(Component data from apps and pages)
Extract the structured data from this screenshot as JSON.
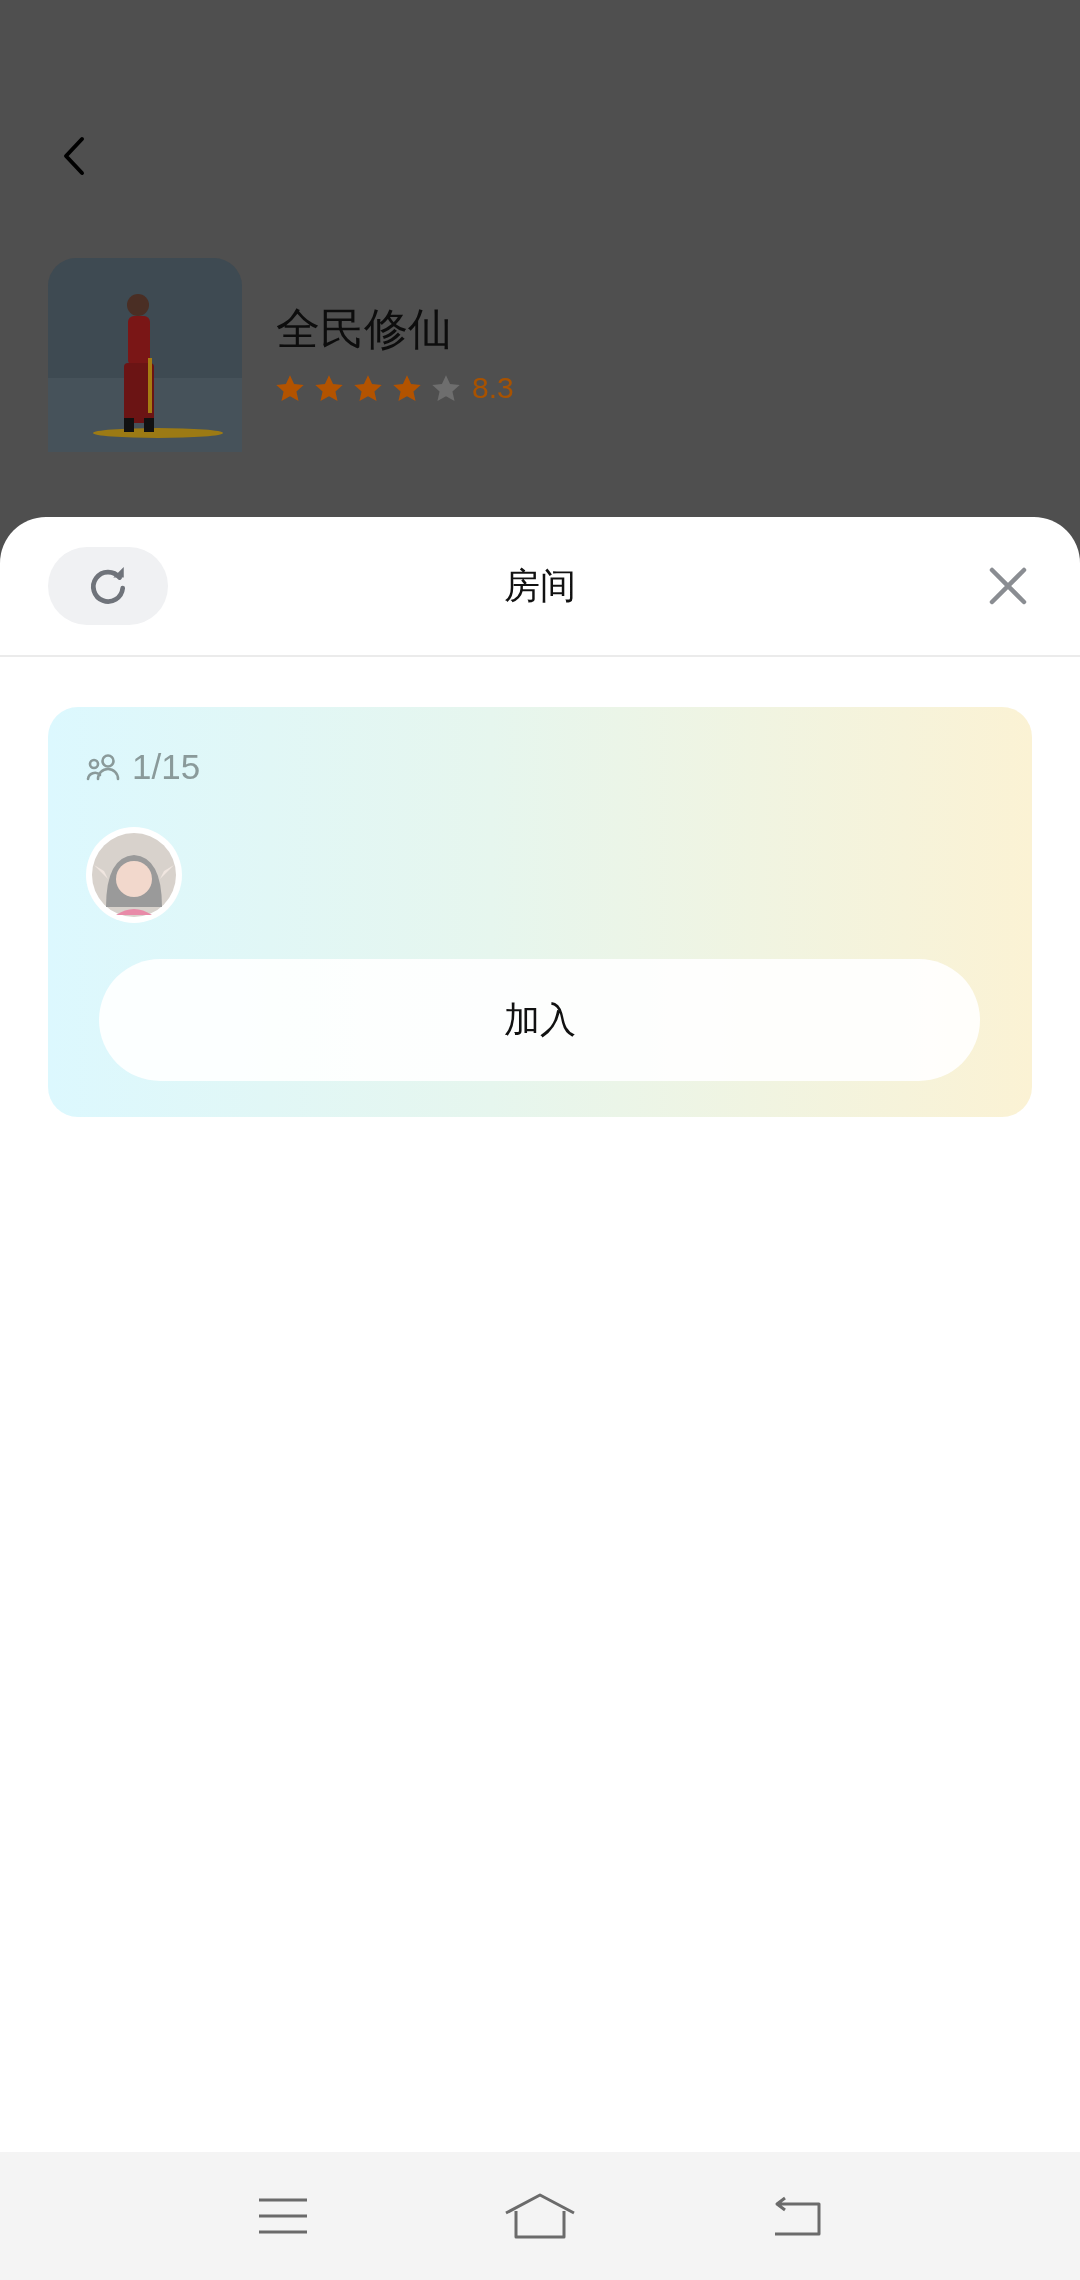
{
  "game": {
    "title": "全民修仙",
    "stars": 4,
    "rating": "8.3"
  },
  "sheet": {
    "title": "房间"
  },
  "rooms": [
    {
      "members": "1/15",
      "players": [
        {
          "kind": "avatar"
        }
      ],
      "join_label": "加入"
    }
  ]
}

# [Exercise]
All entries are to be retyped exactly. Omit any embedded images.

# [Output of the task]
Extract the structured data from this screenshot as JSON.
{
  "game": {
    "title": "全民修仙",
    "stars": 4,
    "rating": "8.3"
  },
  "sheet": {
    "title": "房间"
  },
  "rooms": [
    {
      "members": "1/15",
      "players": [
        {
          "kind": "avatar"
        }
      ],
      "join_label": "加入"
    }
  ]
}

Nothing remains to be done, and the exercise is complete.